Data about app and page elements
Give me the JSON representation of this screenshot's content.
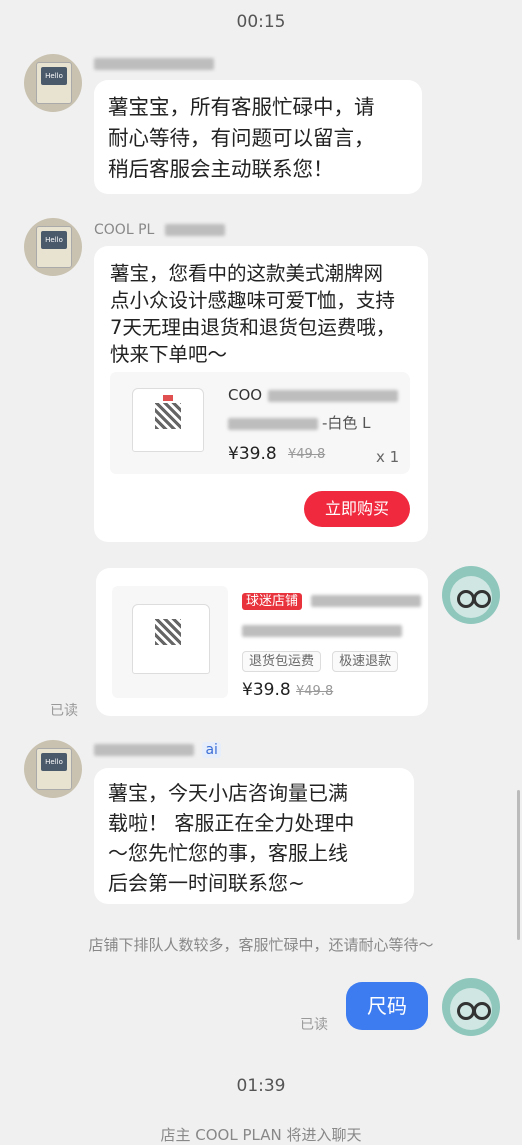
{
  "times": {
    "t1": "00:15",
    "t2": "01:39"
  },
  "messages": {
    "m1": {
      "text_lines": [
        "薯宝宝，所有客服忙碌中，请",
        "耐心等待，有问题可以留言，",
        "稍后客服会主动联系您！"
      ]
    },
    "m2": {
      "sender": "COOL PL",
      "text_lines": [
        "薯宝，您看中的这款美式潮牌网",
        "点小众设计感趣味可爱T恤，支持",
        "7天无理由退货和退货包运费哦，",
        "快来下单吧～"
      ],
      "product": {
        "title": "COO",
        "spec": "-白色 L",
        "price": "¥39.8",
        "old_price": "¥49.8",
        "qty": "x 1",
        "buy_label": "立即购买"
      }
    },
    "m3": {
      "badge": "球迷店铺",
      "tags": [
        "退货包运费",
        "极速退款"
      ],
      "price": "¥39.8",
      "old_price": "¥49.8",
      "read": "已读"
    },
    "m4": {
      "sender_suffix": "ai",
      "text_lines": [
        "薯宝，今天小店咨询量已满",
        "载啦！ 客服正在全力处理中",
        "～您先忙您的事，客服上线",
        "后会第一时间联系您~"
      ]
    },
    "notice": "店铺下排队人数较多，客服忙碌中，还请耐心等待～",
    "m5": {
      "text": "尺码",
      "read": "已读"
    },
    "system": "店主 COOL PLAN 将进入聊天"
  }
}
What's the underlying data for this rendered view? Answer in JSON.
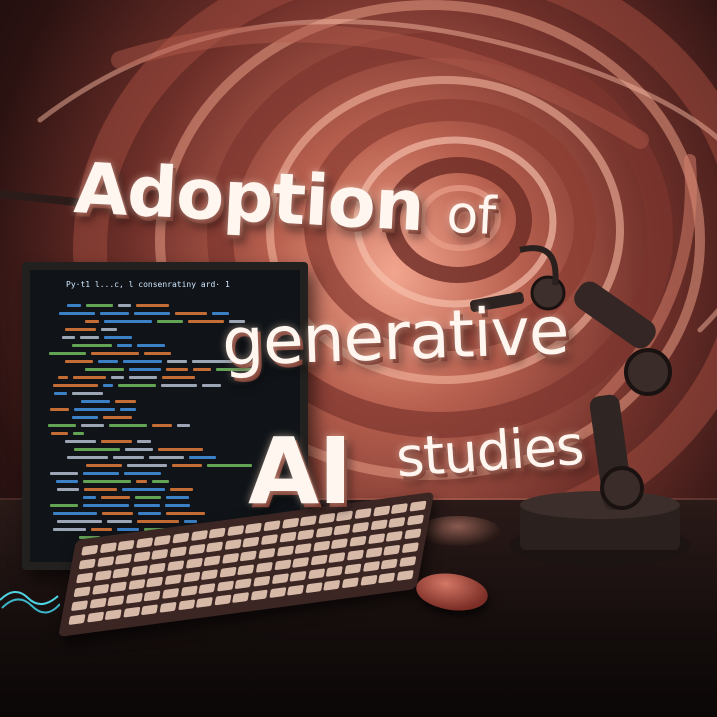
{
  "headline": {
    "line1_main": "Adoption",
    "line1_tail": "of",
    "line2": "generative",
    "line3_ai": "AI",
    "line3_rest": "studies"
  },
  "monitor": {
    "title_text": "Py·t1 l...c, l consenratiny  ard· 1"
  },
  "colors": {
    "background_warm": "#b8604f",
    "headline_text": "#fff6f0",
    "code_blue": "#4aa3ff",
    "code_orange": "#ff8a3d",
    "code_green": "#7fd36b"
  },
  "icons": [
    "monitor-icon",
    "keyboard-icon",
    "mouse-icon",
    "robot-arm-icon",
    "cable-icon"
  ]
}
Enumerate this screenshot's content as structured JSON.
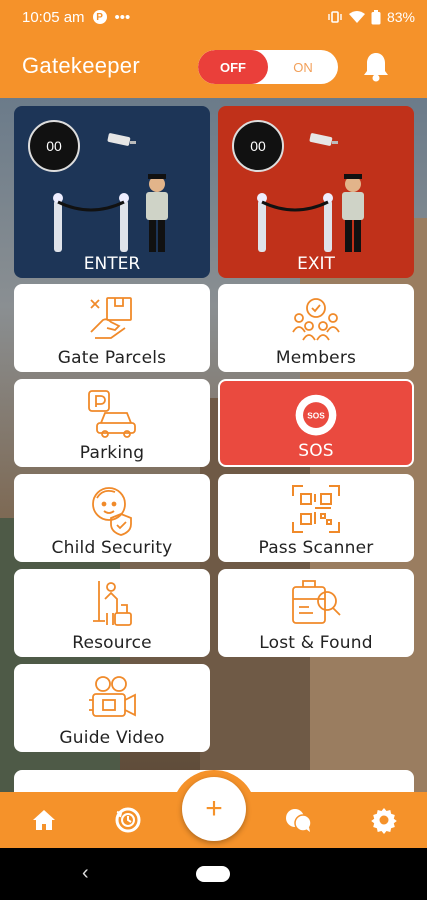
{
  "status_bar": {
    "time": "10:05 am",
    "dots": "•••",
    "battery": "83%"
  },
  "app": {
    "title": "Gatekeeper"
  },
  "toggle": {
    "off_label": "OFF",
    "on_label": "ON",
    "state": "off"
  },
  "colors": {
    "primary": "#f5922a",
    "enter_bg": "#1d3557",
    "exit_bg": "#c0311a",
    "sos_bg": "#ea4a3f",
    "toggle_off": "#ea3f3a"
  },
  "enter": {
    "count": "00",
    "label": "ENTER"
  },
  "exit": {
    "count": "00",
    "label": "EXIT"
  },
  "tiles": [
    {
      "label": "Gate Parcels",
      "icon": "parcel-hand-icon"
    },
    {
      "label": "Members",
      "icon": "members-group-icon"
    },
    {
      "label": "Parking",
      "icon": "parking-car-icon"
    },
    {
      "label": "SOS",
      "icon": "sos-icon"
    },
    {
      "label": "Child Security",
      "icon": "child-shield-icon"
    },
    {
      "label": "Pass Scanner",
      "icon": "qr-scanner-icon"
    },
    {
      "label": "Resource",
      "icon": "cleaning-resource-icon"
    },
    {
      "label": "Lost & Found",
      "icon": "lost-found-icon"
    },
    {
      "label": "Guide Video",
      "icon": "video-camera-icon"
    }
  ],
  "bottom_nav": {
    "items": [
      "home-icon",
      "history-icon",
      "add-icon",
      "chat-icon",
      "settings-icon"
    ],
    "fab_label": "+"
  }
}
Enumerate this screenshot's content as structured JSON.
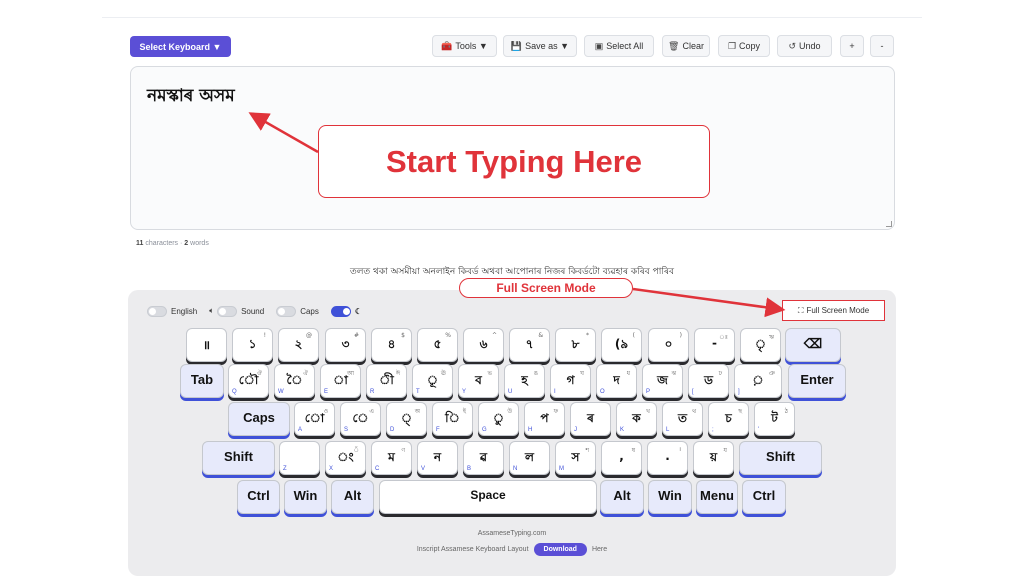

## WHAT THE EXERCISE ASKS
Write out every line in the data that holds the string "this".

## EXERCISE RESULT
Give me the JSON representation of this screenshot's content.
What's the underlying data for this rendered view? Answer in JSON.
Enumerate this screenshot's content as structured JSON.
Enumerate this screenshot's content as structured JSON.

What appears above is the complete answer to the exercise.